Both statements have the same intent, but the second one details the pain. You don’t want to hope your audience will remember what fighting traffic was like – you want to tell them. You want to remind them of the nuances that make “going to the video store” such a miserable experience.
As emotional beings, we attach to things we can relate to personally. The vision for your product is no different. The more your audience can relate to your story the better they will understand it and want to connect to it.
There are a handful of ways that Founders tend to build a relatable story:
You’ve seen this in populate “explainer videos” where the story opens with “This is Jim. He loves watching movies but hates having to travel back and forth to the video store every week.” Startups use this to give their audiences a persona to connect to which allows them to more easily relate that to their own experiences.
The problem often comes from the Founders themselves, which suggests a personal story that people can relate to. In this case, you’re relaying the origin story of your startup or product, discussing how this problem affected you personally. This allows you to be the central character that people can relate to and connect with.
Some problems are universal, such as a common frustration people have in everyday life. In the case of Netflix, the frustration of movie rentals was something almost everyone could relate to. They could open with “Aren’t you tired of having to travel back and forth to the video store every time you want to watch a movie?” Chances are their audience has dealt with this. It’s a bit of a gamble, so be mindful of assuming your audience shares your problem.
Any of these approaches can be used to create a story around your problem if they naturally work. If there’s nothing particularly relatable about your product or story (it may just be too specific) don’t torture it. These techniques can help communicate your problem more effectively, but they aren’t an absolute requirement.
Now that you have a sense for how to pick your problem, to focus the pain, and build a story around it, we can construct our problem statement in a very deliberate manner:
We determined that convenience was the biggest problem we were going to solve. While other problems like cost and selection were interesting, if consumers didn’t think Netflix was more convenient, they just wouldn’t use it.
It’s not just going to the video store that’s a pain, it’s all the frustration that involves making that journey. We expanded upon just how painful the convenience problem is.
We then began to build a story around who feels that pain and how it was something our audience could relate to.
Even though you know the elements of a good problem statement, it’s still possible to articulate this poorly. Just assume the first 20 times you pitch this problem (maybe a lot more!) you’re going to refine it. Don’t try to get the definitive version right out of the gates. It’s nearly impossible.
Here's a horrible way to articulate the problem:
The video rental industry has a categorically broken distribution model when delivery video-based content to consumers.
Is that true? Yes. Is it relatable? Not at all! Remember that facts alone are not a compelling narrative. A good problem statement isn’t just correct - it’s compelling. It pulls the audience in and gets them fired up.
Compare this to the version we developed earlier where we detailed the pain more acutely:

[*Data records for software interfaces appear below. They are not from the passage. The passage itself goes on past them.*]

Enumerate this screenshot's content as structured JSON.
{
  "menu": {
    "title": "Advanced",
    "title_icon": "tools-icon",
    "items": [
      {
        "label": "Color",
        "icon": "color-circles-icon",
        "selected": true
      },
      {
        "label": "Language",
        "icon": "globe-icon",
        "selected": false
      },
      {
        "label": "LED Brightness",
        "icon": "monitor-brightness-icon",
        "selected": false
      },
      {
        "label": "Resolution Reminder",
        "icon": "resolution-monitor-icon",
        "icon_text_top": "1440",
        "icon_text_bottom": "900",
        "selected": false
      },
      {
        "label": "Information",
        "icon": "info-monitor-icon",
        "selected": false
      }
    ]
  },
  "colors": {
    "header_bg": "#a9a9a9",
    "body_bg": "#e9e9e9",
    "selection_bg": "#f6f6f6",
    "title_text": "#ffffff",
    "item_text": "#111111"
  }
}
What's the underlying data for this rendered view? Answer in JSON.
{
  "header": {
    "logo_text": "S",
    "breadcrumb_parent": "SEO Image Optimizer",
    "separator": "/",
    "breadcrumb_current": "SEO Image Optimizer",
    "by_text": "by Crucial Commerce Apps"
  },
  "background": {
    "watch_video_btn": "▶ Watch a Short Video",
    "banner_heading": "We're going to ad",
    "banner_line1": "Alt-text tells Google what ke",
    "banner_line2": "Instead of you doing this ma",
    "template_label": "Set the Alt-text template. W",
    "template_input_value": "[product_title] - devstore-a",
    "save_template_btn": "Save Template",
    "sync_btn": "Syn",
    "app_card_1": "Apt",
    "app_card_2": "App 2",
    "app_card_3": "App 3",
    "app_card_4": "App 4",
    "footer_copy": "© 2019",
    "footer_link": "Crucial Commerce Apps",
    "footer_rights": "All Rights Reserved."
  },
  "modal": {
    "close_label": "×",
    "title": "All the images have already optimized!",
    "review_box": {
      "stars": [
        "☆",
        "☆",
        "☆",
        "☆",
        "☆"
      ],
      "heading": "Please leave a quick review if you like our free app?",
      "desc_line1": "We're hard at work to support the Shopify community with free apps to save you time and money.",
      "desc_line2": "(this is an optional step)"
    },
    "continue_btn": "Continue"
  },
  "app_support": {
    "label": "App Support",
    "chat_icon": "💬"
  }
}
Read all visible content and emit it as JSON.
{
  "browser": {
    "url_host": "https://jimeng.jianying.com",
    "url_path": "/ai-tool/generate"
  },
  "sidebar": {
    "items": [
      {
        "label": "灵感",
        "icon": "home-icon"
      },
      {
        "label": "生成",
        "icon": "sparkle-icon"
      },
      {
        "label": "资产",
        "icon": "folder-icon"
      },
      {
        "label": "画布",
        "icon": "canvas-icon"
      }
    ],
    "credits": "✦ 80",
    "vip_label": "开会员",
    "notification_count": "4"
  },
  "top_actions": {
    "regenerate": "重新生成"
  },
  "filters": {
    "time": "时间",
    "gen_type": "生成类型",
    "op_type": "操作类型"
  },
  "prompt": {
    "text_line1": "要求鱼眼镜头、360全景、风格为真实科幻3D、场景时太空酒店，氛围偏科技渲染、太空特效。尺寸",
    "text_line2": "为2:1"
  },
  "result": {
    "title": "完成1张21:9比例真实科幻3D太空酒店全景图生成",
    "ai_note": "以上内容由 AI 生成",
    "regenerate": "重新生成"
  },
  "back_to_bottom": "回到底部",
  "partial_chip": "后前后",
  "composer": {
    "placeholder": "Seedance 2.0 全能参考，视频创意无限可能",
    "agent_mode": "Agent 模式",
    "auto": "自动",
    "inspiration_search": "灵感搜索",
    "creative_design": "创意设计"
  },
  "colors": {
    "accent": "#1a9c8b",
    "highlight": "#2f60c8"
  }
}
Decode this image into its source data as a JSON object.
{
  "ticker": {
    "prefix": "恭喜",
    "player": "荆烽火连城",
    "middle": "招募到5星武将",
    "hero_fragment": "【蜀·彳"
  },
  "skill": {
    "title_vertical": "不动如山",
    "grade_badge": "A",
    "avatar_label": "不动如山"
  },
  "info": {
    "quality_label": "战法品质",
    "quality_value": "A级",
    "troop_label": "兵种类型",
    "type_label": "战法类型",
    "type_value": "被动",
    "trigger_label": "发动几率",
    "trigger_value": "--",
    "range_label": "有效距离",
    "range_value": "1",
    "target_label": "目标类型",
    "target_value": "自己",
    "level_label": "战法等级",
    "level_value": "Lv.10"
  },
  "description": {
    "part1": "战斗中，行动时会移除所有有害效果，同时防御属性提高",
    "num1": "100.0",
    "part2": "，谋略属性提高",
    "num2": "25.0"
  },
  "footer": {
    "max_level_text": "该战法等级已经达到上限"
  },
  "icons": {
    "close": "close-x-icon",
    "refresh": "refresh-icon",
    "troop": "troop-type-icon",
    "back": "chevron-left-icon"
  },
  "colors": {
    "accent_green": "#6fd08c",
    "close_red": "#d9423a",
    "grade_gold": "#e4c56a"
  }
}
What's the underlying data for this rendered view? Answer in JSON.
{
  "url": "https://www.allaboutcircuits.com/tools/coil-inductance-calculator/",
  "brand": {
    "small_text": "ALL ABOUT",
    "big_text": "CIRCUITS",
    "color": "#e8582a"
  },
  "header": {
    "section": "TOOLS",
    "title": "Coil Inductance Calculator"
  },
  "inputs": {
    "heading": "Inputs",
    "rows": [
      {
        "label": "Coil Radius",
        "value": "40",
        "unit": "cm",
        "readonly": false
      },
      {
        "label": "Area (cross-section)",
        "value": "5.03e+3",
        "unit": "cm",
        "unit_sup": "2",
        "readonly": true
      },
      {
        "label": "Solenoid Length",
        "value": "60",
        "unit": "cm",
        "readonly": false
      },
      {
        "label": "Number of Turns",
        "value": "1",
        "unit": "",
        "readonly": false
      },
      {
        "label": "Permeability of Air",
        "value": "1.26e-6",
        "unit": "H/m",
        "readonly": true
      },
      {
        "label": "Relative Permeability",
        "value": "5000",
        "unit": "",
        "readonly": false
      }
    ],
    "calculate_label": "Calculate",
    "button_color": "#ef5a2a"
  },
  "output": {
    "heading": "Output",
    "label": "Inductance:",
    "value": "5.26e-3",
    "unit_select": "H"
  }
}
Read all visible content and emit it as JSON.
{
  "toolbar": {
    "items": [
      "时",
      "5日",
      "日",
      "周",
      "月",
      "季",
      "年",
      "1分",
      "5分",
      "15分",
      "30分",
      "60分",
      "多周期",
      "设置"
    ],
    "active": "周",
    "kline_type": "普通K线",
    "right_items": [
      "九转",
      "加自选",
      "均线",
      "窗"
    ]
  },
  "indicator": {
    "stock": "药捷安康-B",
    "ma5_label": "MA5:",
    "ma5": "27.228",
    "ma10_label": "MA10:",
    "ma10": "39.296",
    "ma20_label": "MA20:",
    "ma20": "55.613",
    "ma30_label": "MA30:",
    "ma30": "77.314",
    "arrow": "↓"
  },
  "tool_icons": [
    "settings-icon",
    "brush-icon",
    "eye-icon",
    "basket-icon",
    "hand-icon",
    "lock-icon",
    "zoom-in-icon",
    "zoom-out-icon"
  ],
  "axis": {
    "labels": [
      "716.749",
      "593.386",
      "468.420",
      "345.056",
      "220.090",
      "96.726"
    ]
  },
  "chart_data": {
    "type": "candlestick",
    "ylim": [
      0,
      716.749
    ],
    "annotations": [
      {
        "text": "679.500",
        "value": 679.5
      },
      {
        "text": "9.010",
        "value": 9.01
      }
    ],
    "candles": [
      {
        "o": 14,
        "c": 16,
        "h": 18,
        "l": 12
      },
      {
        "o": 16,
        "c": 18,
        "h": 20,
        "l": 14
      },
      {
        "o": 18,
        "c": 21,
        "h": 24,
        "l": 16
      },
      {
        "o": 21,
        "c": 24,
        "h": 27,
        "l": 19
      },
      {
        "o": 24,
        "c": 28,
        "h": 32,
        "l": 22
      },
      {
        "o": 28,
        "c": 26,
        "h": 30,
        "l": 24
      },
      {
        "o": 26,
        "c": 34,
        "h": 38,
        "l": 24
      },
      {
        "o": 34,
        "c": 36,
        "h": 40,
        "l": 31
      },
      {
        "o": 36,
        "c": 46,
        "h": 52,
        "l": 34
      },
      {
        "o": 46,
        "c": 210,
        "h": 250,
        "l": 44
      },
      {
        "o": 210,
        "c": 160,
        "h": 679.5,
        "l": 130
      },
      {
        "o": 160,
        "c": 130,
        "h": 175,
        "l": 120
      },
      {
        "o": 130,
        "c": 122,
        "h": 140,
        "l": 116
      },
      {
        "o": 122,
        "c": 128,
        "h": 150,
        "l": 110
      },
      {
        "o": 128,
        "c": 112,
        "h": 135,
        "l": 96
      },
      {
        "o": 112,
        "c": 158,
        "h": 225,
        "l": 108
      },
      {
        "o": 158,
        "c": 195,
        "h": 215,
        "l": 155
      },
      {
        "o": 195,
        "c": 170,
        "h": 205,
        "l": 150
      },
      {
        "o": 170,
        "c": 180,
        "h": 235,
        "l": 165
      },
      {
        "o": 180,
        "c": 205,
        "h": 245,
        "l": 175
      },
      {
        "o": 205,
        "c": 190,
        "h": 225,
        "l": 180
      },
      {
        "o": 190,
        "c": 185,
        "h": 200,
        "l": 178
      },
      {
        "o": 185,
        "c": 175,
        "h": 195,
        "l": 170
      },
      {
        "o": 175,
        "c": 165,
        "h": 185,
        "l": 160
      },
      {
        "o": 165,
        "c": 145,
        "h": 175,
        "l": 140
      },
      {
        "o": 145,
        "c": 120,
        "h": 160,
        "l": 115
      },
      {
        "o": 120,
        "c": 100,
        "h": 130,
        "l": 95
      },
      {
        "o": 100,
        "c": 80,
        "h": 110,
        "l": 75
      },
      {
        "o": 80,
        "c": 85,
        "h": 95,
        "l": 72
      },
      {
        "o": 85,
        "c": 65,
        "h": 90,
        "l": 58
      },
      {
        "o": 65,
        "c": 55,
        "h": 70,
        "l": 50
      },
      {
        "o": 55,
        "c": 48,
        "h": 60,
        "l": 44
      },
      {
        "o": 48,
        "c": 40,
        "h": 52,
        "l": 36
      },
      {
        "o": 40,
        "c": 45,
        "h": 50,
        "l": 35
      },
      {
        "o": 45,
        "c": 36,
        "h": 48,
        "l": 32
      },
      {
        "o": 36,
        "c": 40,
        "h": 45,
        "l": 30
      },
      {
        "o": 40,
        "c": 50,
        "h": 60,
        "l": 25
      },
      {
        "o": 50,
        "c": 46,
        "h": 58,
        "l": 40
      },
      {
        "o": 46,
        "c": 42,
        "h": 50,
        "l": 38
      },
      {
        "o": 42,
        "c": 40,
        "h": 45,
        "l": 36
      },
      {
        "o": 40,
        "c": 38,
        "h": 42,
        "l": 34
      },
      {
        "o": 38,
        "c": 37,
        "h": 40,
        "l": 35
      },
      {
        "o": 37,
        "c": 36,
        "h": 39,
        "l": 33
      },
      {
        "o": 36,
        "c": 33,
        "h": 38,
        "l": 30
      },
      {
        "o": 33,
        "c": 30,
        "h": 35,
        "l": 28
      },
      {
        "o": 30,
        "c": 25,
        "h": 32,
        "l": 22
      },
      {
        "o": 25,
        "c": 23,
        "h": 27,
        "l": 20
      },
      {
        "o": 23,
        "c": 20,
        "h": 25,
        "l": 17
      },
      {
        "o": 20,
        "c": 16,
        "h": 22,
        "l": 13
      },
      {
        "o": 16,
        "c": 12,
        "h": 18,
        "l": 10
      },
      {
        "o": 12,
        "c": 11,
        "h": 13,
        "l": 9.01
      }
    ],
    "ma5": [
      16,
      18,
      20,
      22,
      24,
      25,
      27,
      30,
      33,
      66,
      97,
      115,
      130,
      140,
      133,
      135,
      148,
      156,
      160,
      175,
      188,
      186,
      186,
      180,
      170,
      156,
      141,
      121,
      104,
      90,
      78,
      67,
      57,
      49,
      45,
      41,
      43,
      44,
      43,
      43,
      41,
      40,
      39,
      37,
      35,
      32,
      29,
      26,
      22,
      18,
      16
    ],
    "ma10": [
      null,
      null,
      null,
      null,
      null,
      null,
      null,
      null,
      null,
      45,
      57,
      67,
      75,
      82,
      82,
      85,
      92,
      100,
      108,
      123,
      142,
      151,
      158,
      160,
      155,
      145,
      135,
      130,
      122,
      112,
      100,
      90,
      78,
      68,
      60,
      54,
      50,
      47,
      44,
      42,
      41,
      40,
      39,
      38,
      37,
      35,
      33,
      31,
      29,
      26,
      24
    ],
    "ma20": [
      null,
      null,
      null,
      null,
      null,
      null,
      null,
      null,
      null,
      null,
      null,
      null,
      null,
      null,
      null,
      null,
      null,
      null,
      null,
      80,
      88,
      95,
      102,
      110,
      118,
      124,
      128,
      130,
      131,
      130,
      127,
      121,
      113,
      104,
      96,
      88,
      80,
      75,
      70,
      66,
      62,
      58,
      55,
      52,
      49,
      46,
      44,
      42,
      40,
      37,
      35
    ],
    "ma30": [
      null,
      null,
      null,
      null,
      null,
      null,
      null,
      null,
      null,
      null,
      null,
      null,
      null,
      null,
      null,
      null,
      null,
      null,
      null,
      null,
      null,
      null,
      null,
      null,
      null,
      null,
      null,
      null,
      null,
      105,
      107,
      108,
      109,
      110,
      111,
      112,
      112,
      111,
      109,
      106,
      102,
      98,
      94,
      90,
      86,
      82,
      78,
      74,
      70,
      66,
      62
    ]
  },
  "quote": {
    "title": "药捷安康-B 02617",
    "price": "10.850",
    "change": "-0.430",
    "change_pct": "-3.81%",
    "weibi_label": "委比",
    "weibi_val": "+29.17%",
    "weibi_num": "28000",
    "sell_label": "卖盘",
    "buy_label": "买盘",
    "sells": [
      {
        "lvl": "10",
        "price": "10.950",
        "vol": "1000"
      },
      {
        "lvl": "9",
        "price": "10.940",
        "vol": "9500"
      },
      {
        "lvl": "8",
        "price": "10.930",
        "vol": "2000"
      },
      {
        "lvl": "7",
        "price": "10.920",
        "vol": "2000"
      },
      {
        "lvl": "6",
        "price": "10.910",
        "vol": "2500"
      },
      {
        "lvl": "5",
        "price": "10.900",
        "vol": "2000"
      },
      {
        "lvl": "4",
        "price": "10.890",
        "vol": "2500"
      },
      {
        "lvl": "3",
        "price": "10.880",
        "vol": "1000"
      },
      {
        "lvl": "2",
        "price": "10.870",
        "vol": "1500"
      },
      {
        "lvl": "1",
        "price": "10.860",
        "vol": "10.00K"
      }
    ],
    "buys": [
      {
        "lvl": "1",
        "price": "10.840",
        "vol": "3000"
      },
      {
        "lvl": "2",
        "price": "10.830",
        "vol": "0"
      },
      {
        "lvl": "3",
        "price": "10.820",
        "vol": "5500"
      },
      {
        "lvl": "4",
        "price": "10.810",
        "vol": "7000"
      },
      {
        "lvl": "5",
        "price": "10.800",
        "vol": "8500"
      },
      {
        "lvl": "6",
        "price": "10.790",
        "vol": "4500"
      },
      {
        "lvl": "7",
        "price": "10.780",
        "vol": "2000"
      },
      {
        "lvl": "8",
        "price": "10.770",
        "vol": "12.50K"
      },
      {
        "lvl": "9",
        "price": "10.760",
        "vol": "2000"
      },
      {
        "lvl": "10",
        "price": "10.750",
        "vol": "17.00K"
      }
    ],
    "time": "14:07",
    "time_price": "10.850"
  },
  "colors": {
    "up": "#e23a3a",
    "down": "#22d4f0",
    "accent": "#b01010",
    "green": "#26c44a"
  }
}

Going to the video store requires fighting traffic, wandering the aisles and waiting in long lines just to get a single movie.
If we really wanted to get creative, we could try to build a story behind who is frustrated by using a character or a relatable scenario as well. This is helpful but not a requirement. If it doesn’t feel like adding a character tells the story better, leave it out. Less is always more if it gets the job done.
The goal of the problem statement is not only to garner the attention of your audience, it also serves to make the solution look amazing. Next, we are going to dig into the Solution, but mind you we’ll be tweaking each element – problem, solution and market size – as we go. Iteration is our friend here!